Citing PatentFiling datePublication dateApplicantTitle
US8262108 *Oct 19, 2010Sep 11, 2012Khaled Jafar Al-HasanStable stand or cart for a gas cylinder
US20110318149 *Jun 24, 2010Dec 29, 2011Arthur Wayne BarnesArticle transport vehicles and methods of transporting articles
US20120091675 *Oct 19, 2010Apr 19, 2012Khaled Jafar Al-HasanStable Stand or Cart for a Gas Cylinder
US20130106073 *Oct 4, 2012May 2, 2013Praxair Technology, Inc.Gas cylinder cart
Classifications
U.S. Classification414/421, 414/622, 294/68.26, 248/139, 280/47.15, 414/444
International ClassificationB66F9/18
Cooperative ClassificationB62B2203/44, B62B5/0003, B66F9/06, A61G3/001, B66F9/24, B62B3/104, B62B2202/022, B62B3/04, B62B2203/10
European ClassificationB66F9/24, B62B3/04, B62B5/00A, B62B3/10C, B66F9/06
Legal Events
DateCodeEventDescription
Apr 28, 2014FPAYFee payment
Year of fee payment: 4
Nov 1, 2011ASAssignment
Effective date: 20110923
Free format text: ASSIGNMENT OF ASSIGNORS INTEREST;ASSIGNORS:ITEC MANUFACTURING, LTD. NOW KNOWN AS WILCOLE, INC.;WILCOLE, INC.;REEL/FRAME:027155/0392
Owner name: ITEC MANUFACTURING LLC F/K/A I-TEC ACQUISITION LLC
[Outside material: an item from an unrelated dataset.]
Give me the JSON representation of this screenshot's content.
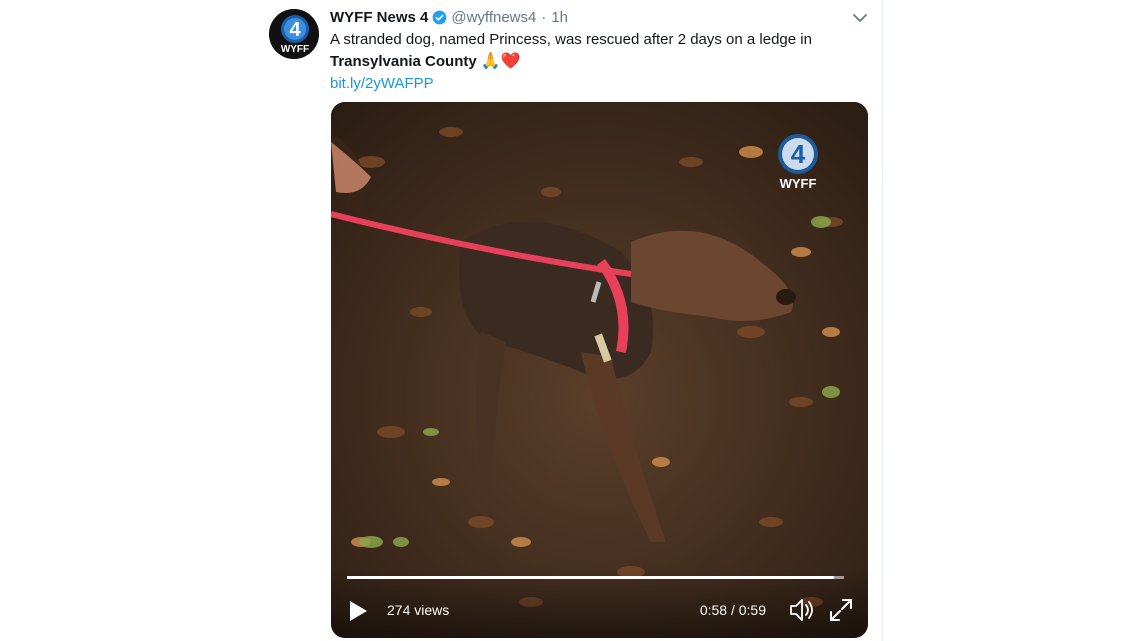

Aug 25, 2009ASAssignment
Owner name: ITEC MANUFACTURING, LTD., TEXAS
Free format text: ASSIGNMENT OF ASSIGNORS INTEREST;ASSIGNOR:WILSON, MICHAEL;REEL/FRAME:023143/0938
Effective date: 20060525
Aug 17, 2009ASAssignment
Owner name: WILCOLE, INC., TEXAS
Free format text: MERGER;ASSIGNORS:ITEC MANUFACTURING, LTD.;ITEC MANUFACTURING GP, L.L.C.;REEL/FRAME:023105/0834
Effective date: 20080627